MCAFS Annual Meeting

I just returned from Fairmont hot springs resort where I attended the Montana Chapter of the American Fisheries Society’s Annual meeting. It was a great two days of hearing about some of the studies conducted on some of Montana’s fisheries.

Two of the presentations were actually on fisheries in Alaska. One discussed the findings of a baseline study done on the waters of Bristol Bay where the proposed pebble mine lies. The study found fish in 96% of the waters sampled and also discussed other dangers that the mine will pose such as the construction of roads to the mine and the huge tailing ponds that will contain the toxic waste from the mine. It was very interesting to me considering I have written close to a half dozen research papers on the subject.
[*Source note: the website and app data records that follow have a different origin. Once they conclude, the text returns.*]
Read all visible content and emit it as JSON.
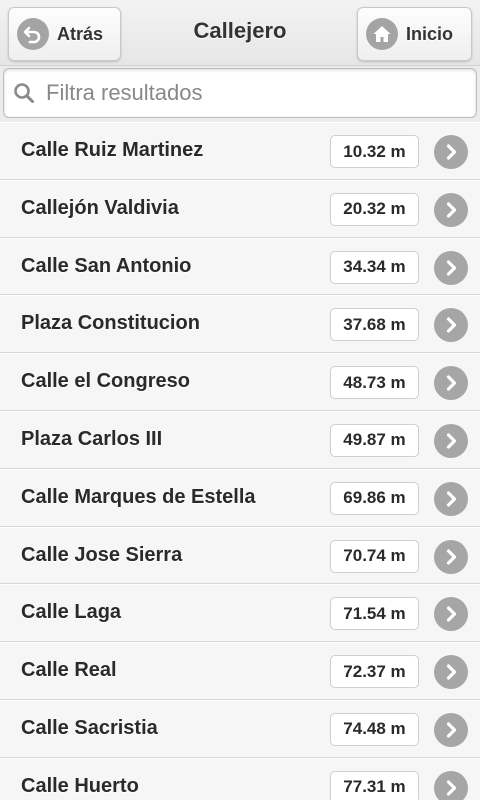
{
  "header": {
    "title": "Callejero",
    "back_label": "Atrás",
    "home_label": "Inicio",
    "back_icon": "back-arrow-icon",
    "home_icon": "home-icon"
  },
  "search": {
    "placeholder": "Filtra resultados",
    "value": "",
    "icon": "search-icon"
  },
  "colors": {
    "icon_circle": "#a6a6a6",
    "text": "#2a2a2a",
    "row_bg": "#f6f6f6"
  },
  "streets": [
    {
      "name": "Calle Ruiz Martinez",
      "distance": "10.32 m"
    },
    {
      "name": "Callejón Valdivia",
      "distance": "20.32 m"
    },
    {
      "name": "Calle San Antonio",
      "distance": "34.34 m"
    },
    {
      "name": "Plaza Constitucion",
      "distance": "37.68 m"
    },
    {
      "name": "Calle el Congreso",
      "distance": "48.73 m"
    },
    {
      "name": "Plaza Carlos III",
      "distance": "49.87 m"
    },
    {
      "name": "Calle Marques de Estella",
      "distance": "69.86 m"
    },
    {
      "name": "Calle Jose Sierra",
      "distance": "70.74 m"
    },
    {
      "name": "Calle Laga",
      "distance": "71.54 m"
    },
    {
      "name": "Calle Real",
      "distance": "72.37 m"
    },
    {
      "name": "Calle Sacristia",
      "distance": "74.48 m"
    },
    {
      "name": "Calle Huerto",
      "distance": "77.31 m"
    }
  ]
}
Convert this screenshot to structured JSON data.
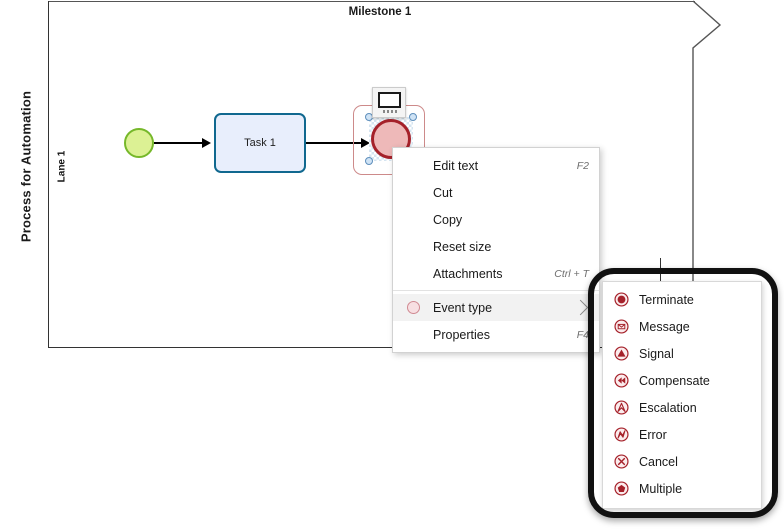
{
  "diagram": {
    "pool_title": "Process for Automation",
    "lane_title": "Lane 1",
    "milestone_label": "Milestone 1",
    "nodes": {
      "start_event": {
        "name": "start-event",
        "fill": "#dcf194",
        "stroke": "#76b82a"
      },
      "task": {
        "label": "Task 1",
        "fill": "#e8eefc",
        "stroke": "#10688f"
      },
      "end_event": {
        "name": "end-event-selected",
        "fill": "#eeb9b9",
        "stroke": "#a5212a"
      }
    }
  },
  "context_menu": {
    "items": [
      {
        "label": "Edit text",
        "accel": "F2",
        "icon": "",
        "submenu": false,
        "selected": false
      },
      {
        "label": "Cut",
        "accel": "",
        "icon": "",
        "submenu": false,
        "selected": false
      },
      {
        "label": "Copy",
        "accel": "",
        "icon": "",
        "submenu": false,
        "selected": false
      },
      {
        "label": "Reset size",
        "accel": "",
        "icon": "",
        "submenu": false,
        "selected": false
      },
      {
        "label": "Attachments",
        "accel": "Ctrl + T",
        "icon": "",
        "submenu": false,
        "selected": false
      },
      {
        "label": "Event type",
        "accel": "",
        "icon": "ring-icon",
        "submenu": true,
        "selected": true
      },
      {
        "label": "Properties",
        "accel": "F4",
        "icon": "",
        "submenu": false,
        "selected": false
      }
    ]
  },
  "event_type_submenu": {
    "accent_color": "#a5212a",
    "items": [
      {
        "label": "Terminate",
        "icon": "terminate-icon"
      },
      {
        "label": "Message",
        "icon": "message-icon"
      },
      {
        "label": "Signal",
        "icon": "signal-icon"
      },
      {
        "label": "Compensate",
        "icon": "compensate-icon"
      },
      {
        "label": "Escalation",
        "icon": "escalation-icon"
      },
      {
        "label": "Error",
        "icon": "error-icon"
      },
      {
        "label": "Cancel",
        "icon": "cancel-icon"
      },
      {
        "label": "Multiple",
        "icon": "multiple-icon"
      }
    ]
  }
}
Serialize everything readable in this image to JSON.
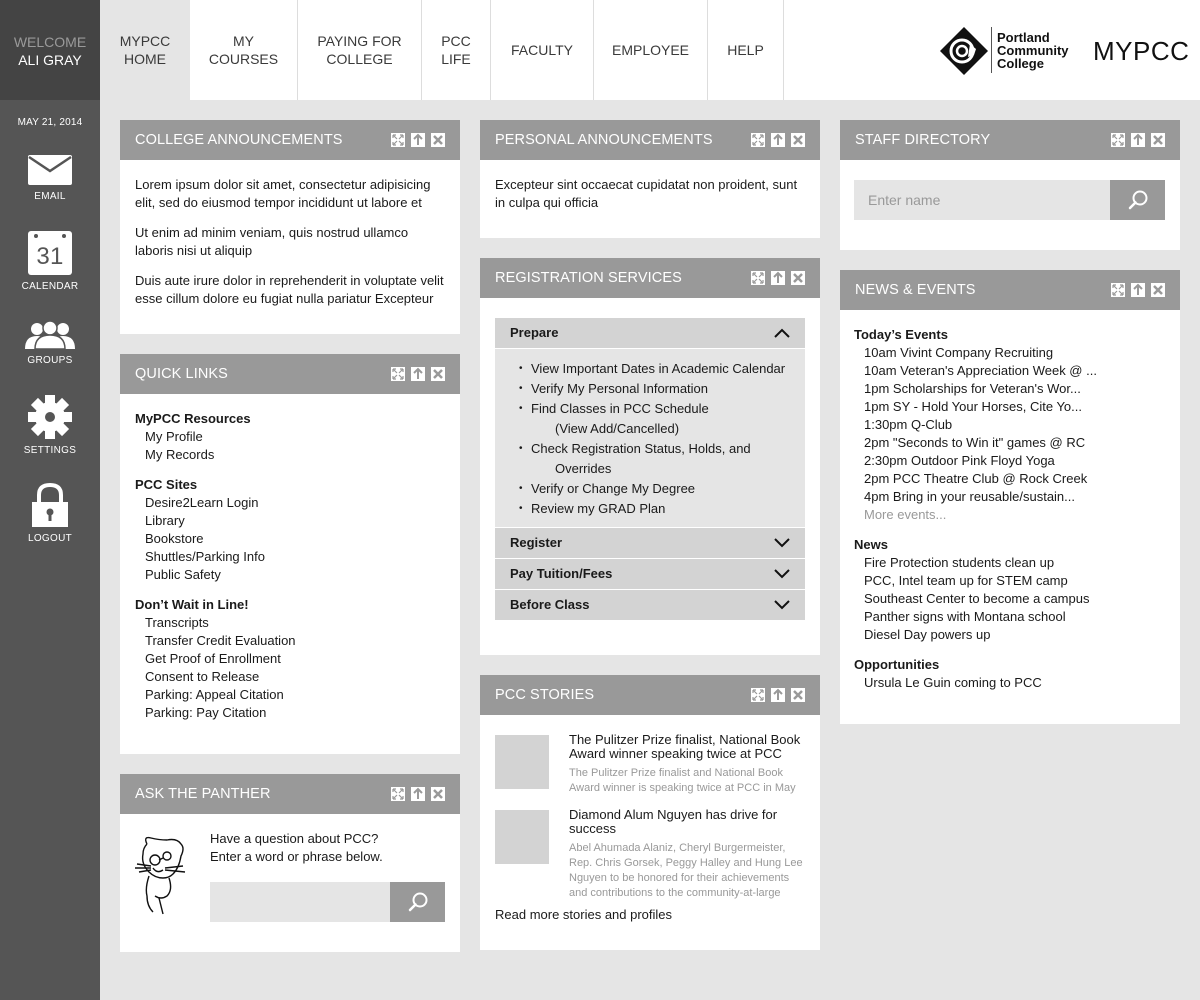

My favorite presentation was one about the micro-evolution within pink salmon populations in Alaska. It showed the correlation between climate change and the disappearance of an allele in salmon DNA that determines the time of migration, causing salmon populations to migrate earlier. I’ll admit some of the presentations were way over my head but I still learned a lot.

Fishing this weekend should be great!